This time of the year is so hard for me. The low light, the dark clouds, the sharp wind, all urge me to crawl into my cave with a big stack of pancakes and hibernate.
I see it on my face, feel it in my body, and experience it in my mind. Everything just wants to wind itself down and call it a year. I know I am not alone, many of you feel it too.
It happens every year and for some reason our modern society does not seem to observe the seasonal change. Even racoons, clearly the smarter species, go into the slowed down state of torpor.
I, for one, have come to accept that I must go into torpor as well as part of my self-care. Resistance has proven futile, only prolonging my suffering. So, I am accepting it. It sucks. I am learning to lean into it in hopes of moving through it, conserving my energy for the other side.
I accept that I will put on some winter weight. Yup. It will come as my metabolism slows and I eat heartier comfort foods.
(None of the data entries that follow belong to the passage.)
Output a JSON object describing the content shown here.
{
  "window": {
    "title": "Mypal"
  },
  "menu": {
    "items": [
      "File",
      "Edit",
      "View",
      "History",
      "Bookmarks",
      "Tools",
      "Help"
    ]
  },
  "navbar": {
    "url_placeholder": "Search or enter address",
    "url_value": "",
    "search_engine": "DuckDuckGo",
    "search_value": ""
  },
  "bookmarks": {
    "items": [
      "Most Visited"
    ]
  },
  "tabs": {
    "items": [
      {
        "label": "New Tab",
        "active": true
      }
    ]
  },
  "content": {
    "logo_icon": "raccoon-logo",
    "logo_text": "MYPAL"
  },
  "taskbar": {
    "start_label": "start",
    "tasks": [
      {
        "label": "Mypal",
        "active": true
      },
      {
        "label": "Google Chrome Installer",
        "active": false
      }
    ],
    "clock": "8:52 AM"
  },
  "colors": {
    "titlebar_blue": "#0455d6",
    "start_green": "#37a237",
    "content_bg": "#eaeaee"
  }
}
Not to say I am going to indulge in sugar and carbs, rather warm soups and stews, made with root veggies, squash and even pumpkin (but not that fake “spice flavoured” stuff– only real food please). Yes, real grounding foods - the ones that actually come from the earth and keep all winter. Stick to my ribs and insulate me please.
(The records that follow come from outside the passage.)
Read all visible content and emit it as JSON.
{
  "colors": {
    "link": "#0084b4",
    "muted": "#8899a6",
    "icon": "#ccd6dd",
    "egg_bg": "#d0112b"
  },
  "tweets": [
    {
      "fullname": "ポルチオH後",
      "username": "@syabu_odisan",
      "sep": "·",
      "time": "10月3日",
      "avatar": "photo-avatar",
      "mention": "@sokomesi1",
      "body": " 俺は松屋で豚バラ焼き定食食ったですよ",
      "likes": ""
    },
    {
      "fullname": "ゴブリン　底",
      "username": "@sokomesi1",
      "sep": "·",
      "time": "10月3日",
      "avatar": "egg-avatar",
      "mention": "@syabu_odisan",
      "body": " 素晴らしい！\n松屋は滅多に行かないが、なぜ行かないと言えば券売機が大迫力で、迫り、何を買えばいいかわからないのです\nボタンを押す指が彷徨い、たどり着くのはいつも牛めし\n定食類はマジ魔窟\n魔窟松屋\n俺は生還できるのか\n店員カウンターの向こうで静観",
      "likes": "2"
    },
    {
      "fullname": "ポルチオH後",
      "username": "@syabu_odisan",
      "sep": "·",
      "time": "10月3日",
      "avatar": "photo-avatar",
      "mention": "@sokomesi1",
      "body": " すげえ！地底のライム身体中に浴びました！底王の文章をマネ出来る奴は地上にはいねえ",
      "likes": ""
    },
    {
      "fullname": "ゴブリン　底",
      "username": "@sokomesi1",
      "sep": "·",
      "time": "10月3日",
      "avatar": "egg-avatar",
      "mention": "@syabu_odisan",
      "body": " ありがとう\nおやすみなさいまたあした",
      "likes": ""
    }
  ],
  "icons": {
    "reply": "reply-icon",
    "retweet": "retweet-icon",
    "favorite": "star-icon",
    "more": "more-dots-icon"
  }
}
At night before bed, I wind down with Abhyanga, a self-massage prescribed by Ayurveda. For me, it is with the warming effects of sesame oil, applied before my evening meditation, and then washed off with a hot bath. Lately, I have been adding some eucalyptus Epsom salts. Heaven.
In the morning, my “sunrise alarm clock” wakes me up with light. It is key to my survival! After I take my dose of vitamin D, I turn on my my SAD (Seasonal Affective Disorder) lamp for half an hour, allowing it to shine its light on me as I start my morning yoga, slowly and mindfully. May I feel the energy of the light! This mantra has proven to be key, and so have the warm flannel pajamas and wool socks in which I practice.
If I am lucky, my evening Self and my slow cooker have kindly made a pot of steel cut oats. It’s easier to get out of bed when the smell of apples and cinnamon are calling you.
I still work out in the morning, though my swim stroke is slower. I am oh-so grateful to the pool-keepers who keep the pool I swim in ridiculously warm. Speed is not my desired outcome. Being submerged in blue warmth is the goal.
Merino wool undergarments and socks become my best friends. They help keep my bones warm.
White lights brighten my office, creating a welcoming glow. The compassionate offer of a blanket or a cup of tea heats up those coming in from the cold, seeking comfort. It is the best medicine. The Scandinavians call it Hygge.
I am also making a point to reach out and connect with my friends who are also retreating into their caves. Please come over to mine. We need each other now more then ever. If that is too hard, I will come to you. Virtual Hygge is also welcome.
As the outer world changes its temperature and colour to cold and grey, daily routines become my anchor, giving me my bearings. I know this too shall pass. One day soon, I will look out the window and the world will be white with snow and brilliantly sunny. Then after a while, spring will arrive, the birds will sing and the flowers will bloom and the cycle will repeat again.
It happens every year.
What self-care practices do you incorporate to get through the dark days of winter?
SAD lamps can be purchased at your local home health care store or online. The recommended use is 10,000LUX in the morning for half an hour, with the light shining at your side, not face on. Some lights have lower dose setting as well for use later in the day. Do not use them in the late afternoon or evening as it will disrupt your circadian rhythm.
Click here for my slow-cooker oatmeal recipe.
Sign up to my blog for winter recipes. Hopefully, torpor won’t get the best of me. There may even be some videos if the light permits.